:: Work task ::
In your copy, drop the images and return each record exactly as it stands.
Content starts
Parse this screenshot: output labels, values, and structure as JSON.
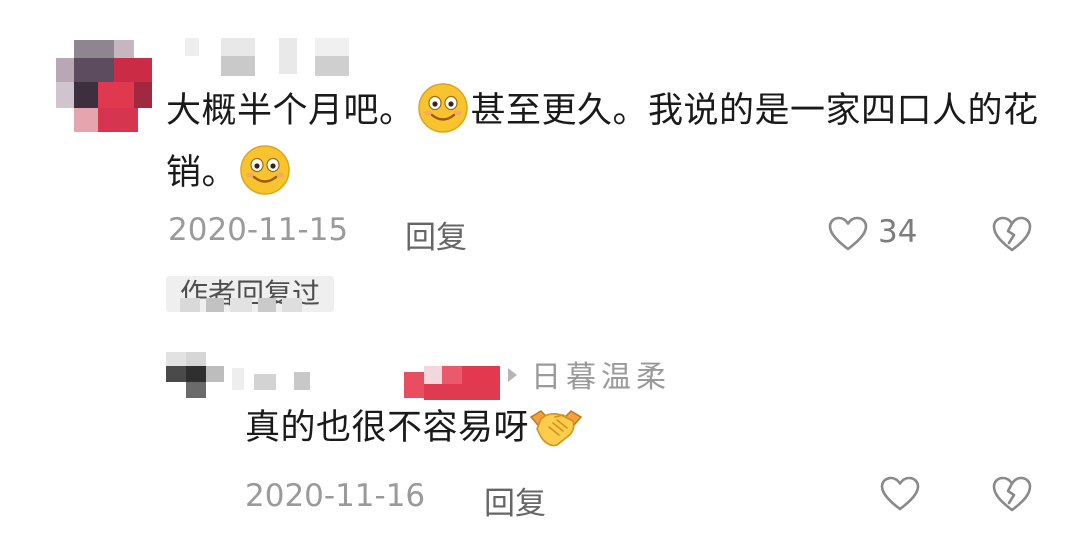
{
  "comment": {
    "text_part1": "大概半个月吧。",
    "text_part2": "甚至更久。我说的是一家四口人的花销。",
    "date": "2020-11-15",
    "reply_label": "回复",
    "like_count": "34",
    "author_badge": "作者回复过"
  },
  "reply": {
    "reply_to_name": "日暮温柔",
    "text": "真的也很不容易呀",
    "date": "2020-11-16",
    "reply_label": "回复"
  },
  "icons": {
    "emoji": "smiling-face-emoji",
    "handshake": "handshake-emoji",
    "like": "heart-outline-icon",
    "dislike": "broken-heart-icon"
  },
  "colors": {
    "text_primary": "#1a1a1a",
    "text_secondary": "#9a9a9a",
    "icon_gray": "#8a8a8a",
    "emoji_yellow": "#f7c42f"
  }
}
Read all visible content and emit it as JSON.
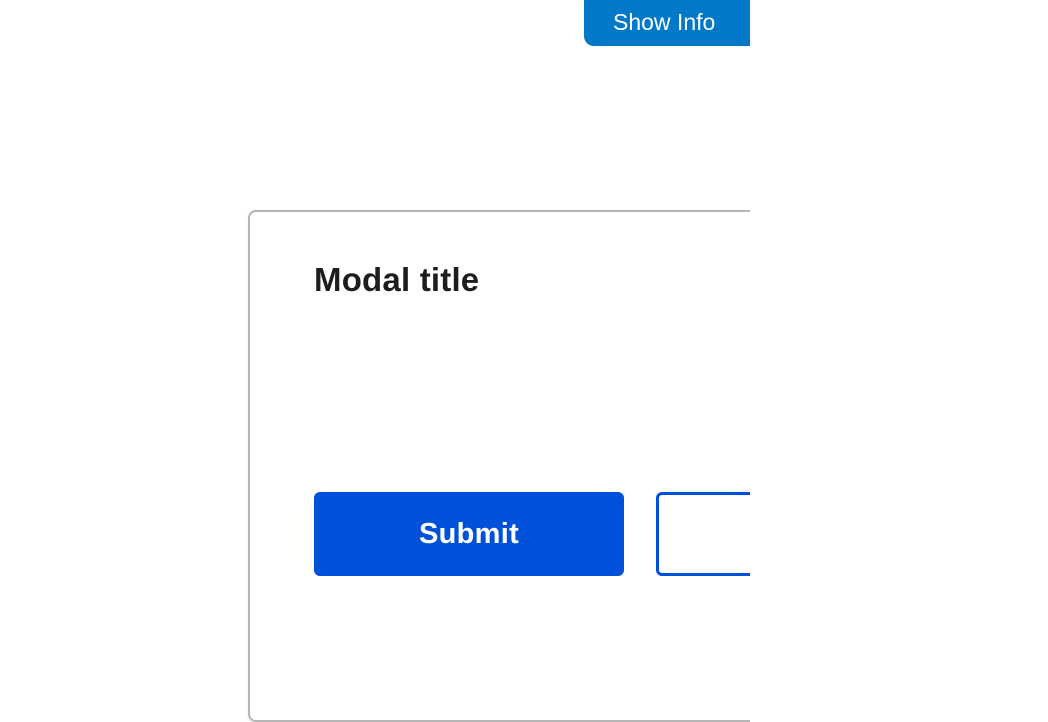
{
  "header": {
    "show_info_label": "Show Info"
  },
  "modal": {
    "title": "Modal title",
    "submit_label": "Submit",
    "secondary_label": ""
  },
  "colors": {
    "show_info_background": "#0279c8",
    "primary_button_background": "#0051da",
    "secondary_button_border": "#0051da"
  }
}
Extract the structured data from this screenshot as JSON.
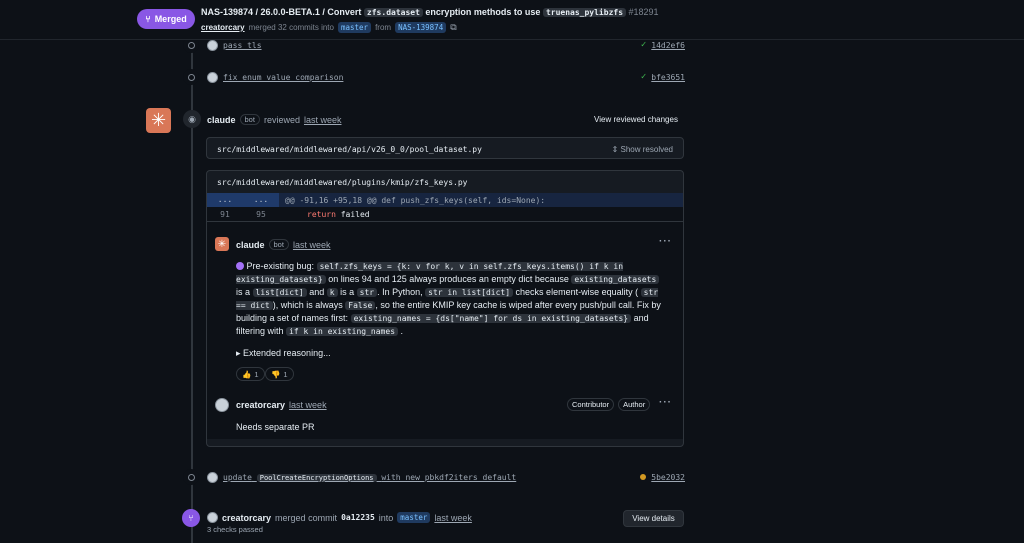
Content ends
:: Response below ::
Parse this screenshot: output labels, values, and structure as JSON.
{
  "comment": {
    "text_part1": "大概半个月吧。",
    "text_part2": "甚至更久。我说的是一家四口人的花销。",
    "date": "2020-11-15",
    "reply_label": "回复",
    "like_count": "34",
    "author_badge": "作者回复过"
  },
  "reply": {
    "reply_to_name": "日暮温柔",
    "text": "真的也很不容易呀",
    "date": "2020-11-16",
    "reply_label": "回复"
  },
  "icons": {
    "emoji": "smiling-face-emoji",
    "handshake": "handshake-emoji",
    "like": "heart-outline-icon",
    "dislike": "broken-heart-icon"
  },
  "colors": {
    "text_primary": "#1a1a1a",
    "text_secondary": "#9a9a9a",
    "icon_gray": "#8a8a8a",
    "emoji_yellow": "#f7c42f"
  }
}
Read all visible content and emit it as JSON.
{
  "header": {
    "show_info_label": "Show Info"
  },
  "modal": {
    "title": "Modal title",
    "submit_label": "Submit",
    "secondary_label": ""
  },
  "colors": {
    "show_info_background": "#0279c8",
    "primary_button_background": "#0051da",
    "secondary_button_border": "#0051da"
  }
}
Extract the structured data from this screenshot as JSON.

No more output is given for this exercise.